GRAPE WINE, NO. 2
The larger the proportion of juice and the less of water, the nearer it will approach to the strength and richness of foreign wine. There ought not to be less than one-third juice pure. Squeeze the grapes in a hair sieve, bruising them with the hand rather than any heavier press, as it is better not to crush the stones. Soak the pulp in water until a sufficient quantity is obtained to fill up the cask. As loaf sugar is to be used for this wine, and it is not easily dissolved in cold liquid, the best plan is to pour over the sugar, three pounds in every gallon required, as much boiling water as will dissolve it, and stir till it is dissolved. When cold, put it in the cask with the juice, fill up from water in which the pulp has been steeped. To each gallon of wine, put one-half ounce of bitter almonds, not blanched, but cut small. The fermentation will not be very great. When it subsides, proceed with brandy and papering.
GRAPE WINE, NO. 3
Crush the grapes and let them stand one week. Drain off the juice, strain; add one quart of water and three pounds of sugar to each gallon. Put in a barrel or cask with a thin piece of muslin tacked over the bung-hole, and let stand until fermentation stops. Put in a cask and seal securely, and let stand six months. Then bottle and seal and keep in cool place.
Old-Time Recipes for Home Made Wines is a cookbook for those who want to make their own wines & liqueurs from available ingredients, including fruits, flowers, vegetables, & shrubs from local gardens, farms, & orchards. It includes ingredients & instructions for making & fermenting spirits, from wine & ale to sherry, brandy, cordials, & even beer.
Colonial Era Cookbooks
1615, New Booke of Cookerie, John Murrell (London)
1798, American Cookery, Amelia Simmons (Hartford, CT)
1803, Frugal Housewife, Susannah Carter (New York, NY)
1807, A New System of Domestic Cookery, Maria Eliza Rundell (Boston, MA)
1808, New England Cookery, Lucy Emerson (Montpelier, VT)
Helpful Secondary Sources
America's Founding Food: The Story of New England Cooking/Keith Stavely and Kathleen Fitzgerald Chapel Hill : University of North Carolina Press, 2004.
Colonial Kitchens, Their Furnishings, and Their Gardens/Frances Phipps Hawthorn; 1972
Early American Beverages/John Hull Brown Rutland, Vt., C. E. Tuttle Co 1996
Early American Herb Recipes/Alice Cooke Brown ABC-CLIO Westport, United States
Food in Colonial and Federal America/Sandra L. Oliver
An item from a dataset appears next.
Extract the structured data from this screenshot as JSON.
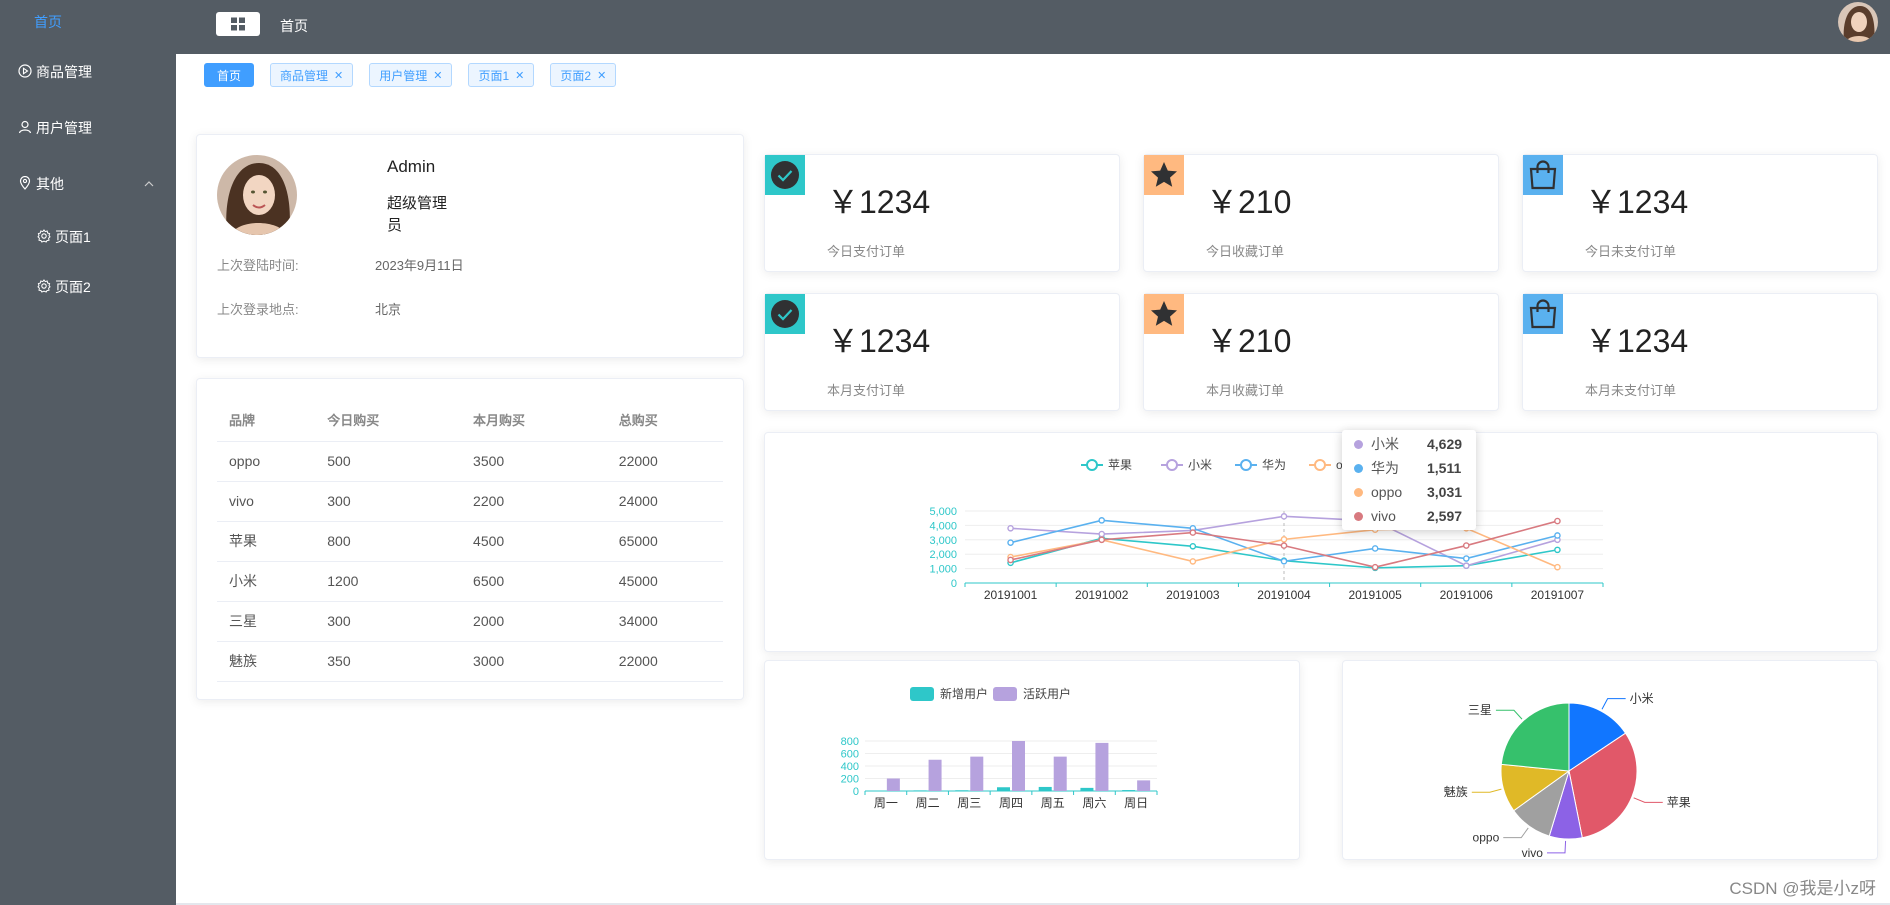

Home Life in Colonial Days/Alice Morse Earle (Chapter VII: Meat and Drink) New York : Macmillan Co., ©1926.
A Revolution in Eating: How the Quest for Food Shaped America/James E. McWilliams New York : Columbia University Press, 2005.